Chrystabel Austin, Volunteer “I got involved in the Food Bank because I had a very bad year when my mother died and then my husband died. I came to Bow Church at the end of that year and started volunteering at the Food Bank. I am glad it’s on a Monday because it is a very good way to start the week. I think food banks are important and sadly are here to stay. They are mopping up what the government is causing to happen. With Universal Credit being rolled out we are seeing more and more people every week. We try to make them feel human again. I am usually at the door, greeting people. For many people it is hard to come here. We have people in tears because they are ashamed. A lot of people now are living only a couple of months from financial meltdown. With the amount of debt people carry, you only need to lose your job or be ill and it spirals out of control, and people can lose their partner, their family and their home. In particular, single men find themselves at the bottom of the priority list. There was an educated young man who came in and, when I asked him if he had been here before, he said, ‘No, I almost came a couple of weeks ago but I didn’t have the courage to walk in. – I’m so ashamed that I am in this situation.’ He had got into a muddle at work, got into debt and lost his flat. He was in this morning and he’s climbing back out of it already. I know he will be alright because he speaks four languages. Now he wants to come back as a volunteer, which will be very useful for us with the languages.”

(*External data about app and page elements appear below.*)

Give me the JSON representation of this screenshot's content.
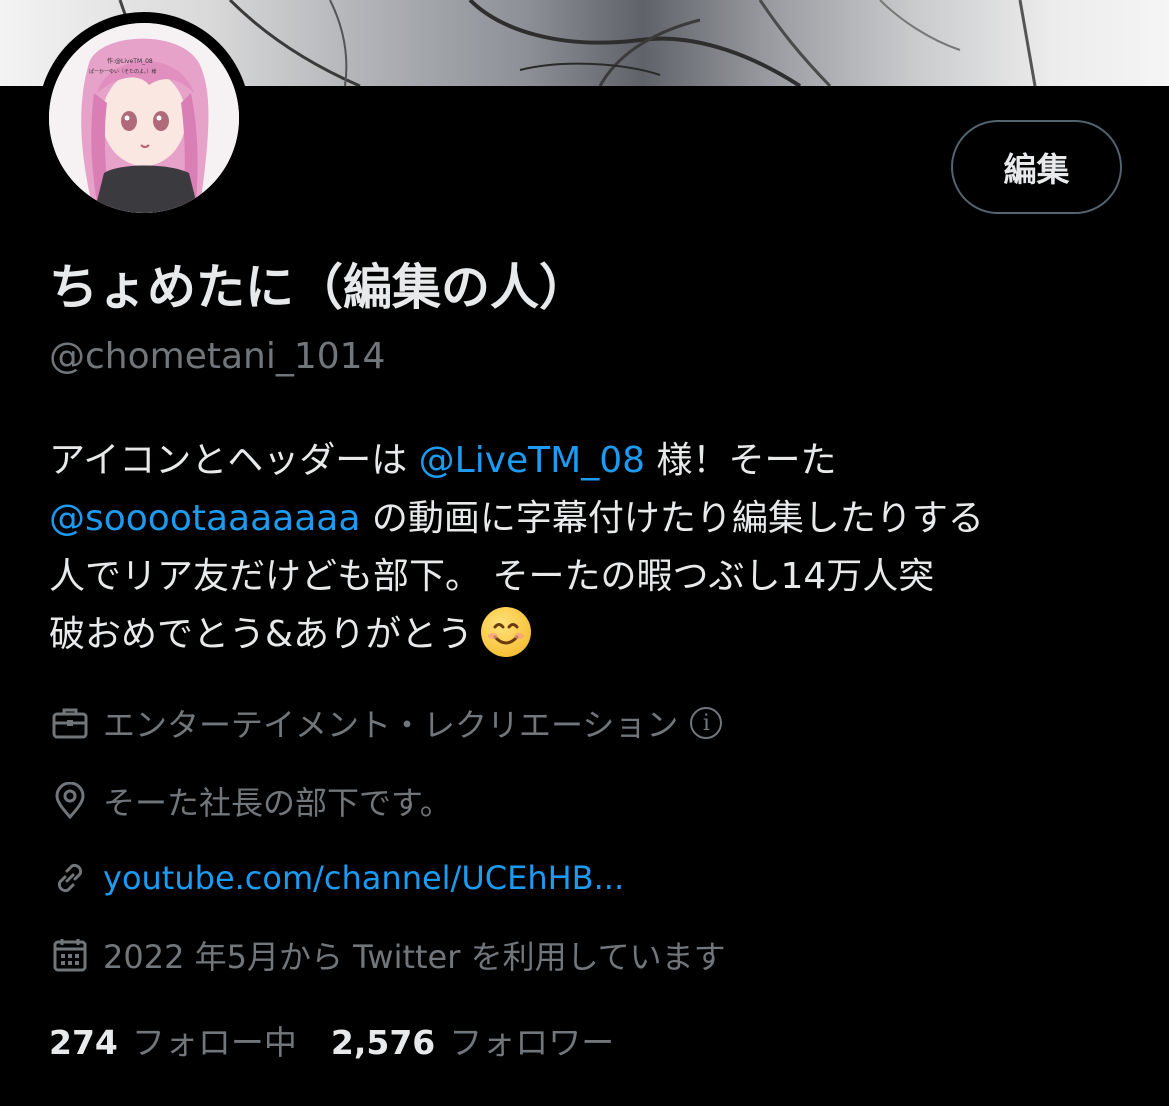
{
  "profile": {
    "display_name": "ちょめたに（編集の人）",
    "handle": "@chometani_1014",
    "edit_label": "編集",
    "avatar_text": "作:@LiveTM_08\nぱーかーゆい（そたのよ。）様"
  },
  "bio": {
    "line1_a": "アイコンとヘッダーは ",
    "line1_mention": "@LiveTM_08",
    "line1_b": " 様！そーた",
    "line2_mention": "@sooootaaaaaaa",
    "line2_b": " の動画に字幕付けたり編集したりする",
    "line3": "人でリア友だけども部下。 そーたの暇つぶし14万人突",
    "line4": "破おめでとう&ありがとう",
    "emoji": "smiling-face-emoji"
  },
  "meta": {
    "category": "エンターテイメント・レクリエーション",
    "location": "そーた社長の部下です。",
    "link": "youtube.com/channel/UCEhHB...",
    "joined": "2022 年5月から Twitter を利用しています"
  },
  "stats": {
    "following_count": "274",
    "following_label": "フォロー中",
    "followers_count": "2,576",
    "followers_label": "フォロワー"
  },
  "colors": {
    "background": "#000000",
    "text": "#e7e9ea",
    "muted": "#71767b",
    "accent": "#1d9bf0",
    "button_border": "#536471"
  },
  "icons": {
    "category": "briefcase-icon",
    "location": "location-pin-icon",
    "link": "link-icon",
    "joined": "calendar-icon",
    "info": "info-icon"
  }
}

Peter Marshall, Volunteer – “I am a member of this church so when the Food Bank started eighteen months ago, my wife Elizabeth suggested I come down here and help on a Monday. Each client is given ten tickets and they can pick ten items from the store which they put in a basket and then I check them off the list so we have record for reordering. At the end of the morning, I add it all up and do a weekly stock check. I get a sense of being useful by doing this. I have nothing else to do and I don’t want to sit with my feet up, I prefer to be involved in something worthwhile. Where else would these people go?”

Shamin Khan, Volunteer – “I work the night shift at McDonald’s in Bow until seven or eight and then come here to do my volunteer work each Monday. When I came from Milan in 2017, I was in big trouble, I had no work and I was struggling. I came to Bow Church for help and they inspired me. They said, ‘If you have nothing to do, you can come here and help us.’ So I have come every week since to volunteer. They helped me, so I want to help other people. We are just human beings and we have to share with each other. Poor people deserve to live on our beautiful earth too. They need some help and some food. It is only a short journey of a few months and then things may get better for them – like they did for me – and they can come and help others. This is my philosophy.”

Amanda Claremont, Former Church Warden – “I was very skeptical about the Food Bank when it started because once you open a food bank you cannot close it – the need is always there. Food banks are manifestation of many things about late Capitalism that shouldn’t happen. Nonetheless, I found myself here when they were asking for volunteers to help. I have always served tea, coffee and cakes, so I said, ‘I will do hospitality,’ and I have done that every week since the start of the Food Bank. I walked the Camino de Santiago and that was what I learnt on my pilgrimage, ‘You should always offer hospitality to strangers.’ A food bank is one tiny way of putting right what is a cruel injustice, it is the least we can do.”